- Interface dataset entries
▼
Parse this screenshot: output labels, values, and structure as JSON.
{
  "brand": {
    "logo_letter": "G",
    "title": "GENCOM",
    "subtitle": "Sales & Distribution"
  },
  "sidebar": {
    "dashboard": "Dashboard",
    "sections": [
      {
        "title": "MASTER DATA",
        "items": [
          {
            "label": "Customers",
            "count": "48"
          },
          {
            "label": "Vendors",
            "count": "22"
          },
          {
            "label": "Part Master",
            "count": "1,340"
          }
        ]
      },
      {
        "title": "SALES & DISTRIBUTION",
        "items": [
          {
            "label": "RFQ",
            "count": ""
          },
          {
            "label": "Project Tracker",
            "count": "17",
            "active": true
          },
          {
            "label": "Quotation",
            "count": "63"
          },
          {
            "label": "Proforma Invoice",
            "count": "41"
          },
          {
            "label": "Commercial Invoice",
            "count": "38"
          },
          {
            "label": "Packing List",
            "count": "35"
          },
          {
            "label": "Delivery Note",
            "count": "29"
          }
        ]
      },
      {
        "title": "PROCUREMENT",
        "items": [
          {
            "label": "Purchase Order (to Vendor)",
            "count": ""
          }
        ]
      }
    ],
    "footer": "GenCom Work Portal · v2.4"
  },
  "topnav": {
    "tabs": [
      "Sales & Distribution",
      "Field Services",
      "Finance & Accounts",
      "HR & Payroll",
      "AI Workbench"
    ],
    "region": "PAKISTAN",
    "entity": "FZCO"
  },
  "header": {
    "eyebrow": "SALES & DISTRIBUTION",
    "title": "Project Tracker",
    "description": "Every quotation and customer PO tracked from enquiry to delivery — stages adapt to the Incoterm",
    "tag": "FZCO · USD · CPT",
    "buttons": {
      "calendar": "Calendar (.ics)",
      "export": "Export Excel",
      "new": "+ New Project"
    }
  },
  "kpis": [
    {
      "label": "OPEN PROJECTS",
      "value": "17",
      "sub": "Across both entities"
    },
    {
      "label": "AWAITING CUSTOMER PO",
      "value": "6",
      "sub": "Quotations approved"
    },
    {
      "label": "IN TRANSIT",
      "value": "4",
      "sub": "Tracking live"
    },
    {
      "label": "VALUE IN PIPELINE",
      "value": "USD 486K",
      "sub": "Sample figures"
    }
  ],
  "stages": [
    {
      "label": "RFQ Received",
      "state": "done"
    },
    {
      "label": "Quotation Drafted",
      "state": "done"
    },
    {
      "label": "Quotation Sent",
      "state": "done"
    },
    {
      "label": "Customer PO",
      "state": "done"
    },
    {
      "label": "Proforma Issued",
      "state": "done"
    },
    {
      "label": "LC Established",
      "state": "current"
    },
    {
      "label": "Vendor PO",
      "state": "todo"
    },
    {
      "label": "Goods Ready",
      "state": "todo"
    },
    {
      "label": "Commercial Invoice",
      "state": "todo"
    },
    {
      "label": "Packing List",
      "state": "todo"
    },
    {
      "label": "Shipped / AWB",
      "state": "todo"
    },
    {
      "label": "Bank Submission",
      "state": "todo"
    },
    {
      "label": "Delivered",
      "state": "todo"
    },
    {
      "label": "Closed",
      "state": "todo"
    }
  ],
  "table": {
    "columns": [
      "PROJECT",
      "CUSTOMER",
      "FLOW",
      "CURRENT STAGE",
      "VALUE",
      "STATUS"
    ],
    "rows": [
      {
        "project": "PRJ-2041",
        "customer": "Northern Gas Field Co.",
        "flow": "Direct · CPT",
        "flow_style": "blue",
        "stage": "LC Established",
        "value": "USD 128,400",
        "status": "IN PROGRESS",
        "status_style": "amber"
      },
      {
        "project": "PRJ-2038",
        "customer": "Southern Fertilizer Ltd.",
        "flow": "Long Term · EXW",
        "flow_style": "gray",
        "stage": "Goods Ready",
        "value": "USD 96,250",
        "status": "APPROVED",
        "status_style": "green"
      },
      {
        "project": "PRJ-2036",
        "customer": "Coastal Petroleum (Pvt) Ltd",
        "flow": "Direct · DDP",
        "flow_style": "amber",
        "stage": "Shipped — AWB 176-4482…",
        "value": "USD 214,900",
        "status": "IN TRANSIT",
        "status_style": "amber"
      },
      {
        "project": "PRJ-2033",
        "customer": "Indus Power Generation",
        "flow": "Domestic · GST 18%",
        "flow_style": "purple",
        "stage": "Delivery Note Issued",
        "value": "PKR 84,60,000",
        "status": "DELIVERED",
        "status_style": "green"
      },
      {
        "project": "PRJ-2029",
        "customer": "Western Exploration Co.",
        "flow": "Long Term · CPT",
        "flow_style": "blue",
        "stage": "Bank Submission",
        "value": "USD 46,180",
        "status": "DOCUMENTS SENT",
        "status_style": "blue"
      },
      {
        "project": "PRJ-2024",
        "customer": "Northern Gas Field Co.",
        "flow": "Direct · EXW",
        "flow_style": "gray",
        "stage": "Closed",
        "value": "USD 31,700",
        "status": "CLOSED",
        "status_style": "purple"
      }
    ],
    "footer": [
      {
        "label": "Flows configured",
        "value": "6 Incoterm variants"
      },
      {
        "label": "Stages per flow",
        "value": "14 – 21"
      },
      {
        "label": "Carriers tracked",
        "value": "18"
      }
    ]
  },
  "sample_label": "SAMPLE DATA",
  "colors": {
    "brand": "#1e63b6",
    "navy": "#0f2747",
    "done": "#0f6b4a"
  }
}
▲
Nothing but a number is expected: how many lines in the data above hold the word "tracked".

2